[App and web page records]
* * * * *

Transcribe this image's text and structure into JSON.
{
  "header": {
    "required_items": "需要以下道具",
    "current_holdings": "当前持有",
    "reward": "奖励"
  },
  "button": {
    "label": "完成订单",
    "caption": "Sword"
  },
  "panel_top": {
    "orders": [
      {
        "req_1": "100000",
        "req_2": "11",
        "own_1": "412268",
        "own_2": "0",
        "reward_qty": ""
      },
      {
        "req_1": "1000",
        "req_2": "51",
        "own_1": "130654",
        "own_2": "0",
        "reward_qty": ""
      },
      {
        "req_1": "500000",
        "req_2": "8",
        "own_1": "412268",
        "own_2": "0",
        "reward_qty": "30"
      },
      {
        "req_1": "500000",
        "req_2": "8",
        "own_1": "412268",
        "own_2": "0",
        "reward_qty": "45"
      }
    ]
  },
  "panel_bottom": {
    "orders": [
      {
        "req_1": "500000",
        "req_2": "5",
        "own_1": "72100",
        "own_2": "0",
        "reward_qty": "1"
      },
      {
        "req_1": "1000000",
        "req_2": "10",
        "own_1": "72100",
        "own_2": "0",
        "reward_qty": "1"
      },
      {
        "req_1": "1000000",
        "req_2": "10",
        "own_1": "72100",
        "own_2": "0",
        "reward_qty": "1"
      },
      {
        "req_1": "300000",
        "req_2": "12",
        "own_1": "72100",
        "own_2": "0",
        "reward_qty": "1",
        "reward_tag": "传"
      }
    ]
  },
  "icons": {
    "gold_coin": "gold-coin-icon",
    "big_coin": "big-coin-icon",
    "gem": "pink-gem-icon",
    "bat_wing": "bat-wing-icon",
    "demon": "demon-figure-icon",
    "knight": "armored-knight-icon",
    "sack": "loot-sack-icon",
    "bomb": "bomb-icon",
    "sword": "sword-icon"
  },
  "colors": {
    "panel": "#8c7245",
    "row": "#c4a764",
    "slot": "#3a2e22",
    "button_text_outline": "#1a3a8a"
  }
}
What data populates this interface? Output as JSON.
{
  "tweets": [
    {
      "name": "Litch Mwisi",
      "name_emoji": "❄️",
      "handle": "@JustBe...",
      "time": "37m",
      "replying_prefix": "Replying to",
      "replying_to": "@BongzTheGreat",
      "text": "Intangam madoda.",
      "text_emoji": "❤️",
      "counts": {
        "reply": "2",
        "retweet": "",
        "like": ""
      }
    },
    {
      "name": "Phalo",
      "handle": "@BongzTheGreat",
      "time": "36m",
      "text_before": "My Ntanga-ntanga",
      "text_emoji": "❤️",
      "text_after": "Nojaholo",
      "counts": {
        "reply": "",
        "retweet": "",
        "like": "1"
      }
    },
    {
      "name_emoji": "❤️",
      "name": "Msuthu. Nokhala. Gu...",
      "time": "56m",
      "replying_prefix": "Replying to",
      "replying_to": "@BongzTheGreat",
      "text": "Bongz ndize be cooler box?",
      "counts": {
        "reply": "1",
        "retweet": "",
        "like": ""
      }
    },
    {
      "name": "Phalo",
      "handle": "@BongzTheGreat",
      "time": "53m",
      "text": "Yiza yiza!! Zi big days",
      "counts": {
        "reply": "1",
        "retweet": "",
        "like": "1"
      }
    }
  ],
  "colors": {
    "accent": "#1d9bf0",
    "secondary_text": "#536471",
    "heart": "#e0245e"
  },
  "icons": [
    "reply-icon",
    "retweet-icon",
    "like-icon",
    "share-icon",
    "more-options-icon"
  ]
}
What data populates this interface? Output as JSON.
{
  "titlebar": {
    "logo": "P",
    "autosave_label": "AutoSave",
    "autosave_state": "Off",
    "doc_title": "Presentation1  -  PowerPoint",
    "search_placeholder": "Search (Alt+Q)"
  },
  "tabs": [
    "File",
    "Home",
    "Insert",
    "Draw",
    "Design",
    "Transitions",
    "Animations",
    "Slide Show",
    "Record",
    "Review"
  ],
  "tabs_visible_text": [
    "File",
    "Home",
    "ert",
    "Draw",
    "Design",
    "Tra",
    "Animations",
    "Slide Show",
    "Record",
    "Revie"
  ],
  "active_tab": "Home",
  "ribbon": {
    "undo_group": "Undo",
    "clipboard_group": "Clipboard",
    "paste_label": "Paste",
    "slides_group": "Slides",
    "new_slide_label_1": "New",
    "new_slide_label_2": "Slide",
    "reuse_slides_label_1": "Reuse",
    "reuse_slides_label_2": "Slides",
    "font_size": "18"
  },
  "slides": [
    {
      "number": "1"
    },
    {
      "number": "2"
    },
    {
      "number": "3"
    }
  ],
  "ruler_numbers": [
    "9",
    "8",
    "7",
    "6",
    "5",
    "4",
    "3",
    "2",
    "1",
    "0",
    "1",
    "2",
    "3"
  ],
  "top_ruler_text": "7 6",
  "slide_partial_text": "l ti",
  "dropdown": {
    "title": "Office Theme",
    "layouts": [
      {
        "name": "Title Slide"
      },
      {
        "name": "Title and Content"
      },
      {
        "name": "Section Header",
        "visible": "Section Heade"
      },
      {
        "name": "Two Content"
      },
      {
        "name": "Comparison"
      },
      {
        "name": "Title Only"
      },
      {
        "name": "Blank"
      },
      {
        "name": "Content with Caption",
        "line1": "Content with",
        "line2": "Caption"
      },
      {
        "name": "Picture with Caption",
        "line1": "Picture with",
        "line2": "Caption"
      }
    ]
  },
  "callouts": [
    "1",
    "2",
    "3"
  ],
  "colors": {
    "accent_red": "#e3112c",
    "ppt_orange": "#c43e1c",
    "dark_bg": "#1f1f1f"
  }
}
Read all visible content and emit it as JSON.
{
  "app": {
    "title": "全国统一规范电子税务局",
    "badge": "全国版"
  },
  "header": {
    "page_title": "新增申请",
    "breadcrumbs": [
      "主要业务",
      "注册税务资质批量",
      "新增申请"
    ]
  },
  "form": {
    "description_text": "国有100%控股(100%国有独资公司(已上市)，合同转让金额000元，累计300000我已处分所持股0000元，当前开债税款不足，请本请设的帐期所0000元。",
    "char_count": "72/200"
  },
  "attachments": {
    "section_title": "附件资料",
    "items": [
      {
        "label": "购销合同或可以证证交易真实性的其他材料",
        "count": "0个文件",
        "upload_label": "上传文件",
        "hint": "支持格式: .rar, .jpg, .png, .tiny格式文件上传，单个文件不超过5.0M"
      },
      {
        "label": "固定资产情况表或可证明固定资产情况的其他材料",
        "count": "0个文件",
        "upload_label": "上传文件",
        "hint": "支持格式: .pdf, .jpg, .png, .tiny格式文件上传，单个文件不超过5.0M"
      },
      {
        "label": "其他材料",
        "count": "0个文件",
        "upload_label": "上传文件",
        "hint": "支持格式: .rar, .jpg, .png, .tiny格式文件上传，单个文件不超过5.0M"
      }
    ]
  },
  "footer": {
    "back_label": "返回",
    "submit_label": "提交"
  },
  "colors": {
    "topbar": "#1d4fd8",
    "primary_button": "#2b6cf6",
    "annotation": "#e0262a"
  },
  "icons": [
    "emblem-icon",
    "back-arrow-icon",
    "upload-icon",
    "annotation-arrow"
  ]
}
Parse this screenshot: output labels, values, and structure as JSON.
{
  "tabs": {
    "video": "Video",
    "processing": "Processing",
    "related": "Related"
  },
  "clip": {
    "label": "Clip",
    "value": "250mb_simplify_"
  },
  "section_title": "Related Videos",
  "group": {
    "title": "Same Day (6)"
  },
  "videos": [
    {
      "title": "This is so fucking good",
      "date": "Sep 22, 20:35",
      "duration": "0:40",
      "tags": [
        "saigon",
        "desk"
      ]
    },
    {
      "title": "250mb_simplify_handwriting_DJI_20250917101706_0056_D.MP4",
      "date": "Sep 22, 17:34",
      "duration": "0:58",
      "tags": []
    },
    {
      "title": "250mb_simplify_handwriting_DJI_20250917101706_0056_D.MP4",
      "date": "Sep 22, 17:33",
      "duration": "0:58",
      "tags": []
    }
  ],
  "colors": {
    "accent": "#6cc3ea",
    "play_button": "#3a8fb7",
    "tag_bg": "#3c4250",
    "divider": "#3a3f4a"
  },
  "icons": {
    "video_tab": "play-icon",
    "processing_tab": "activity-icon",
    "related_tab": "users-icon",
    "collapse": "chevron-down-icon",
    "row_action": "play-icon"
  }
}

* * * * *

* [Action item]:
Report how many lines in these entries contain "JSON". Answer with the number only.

* [Written solution]:
5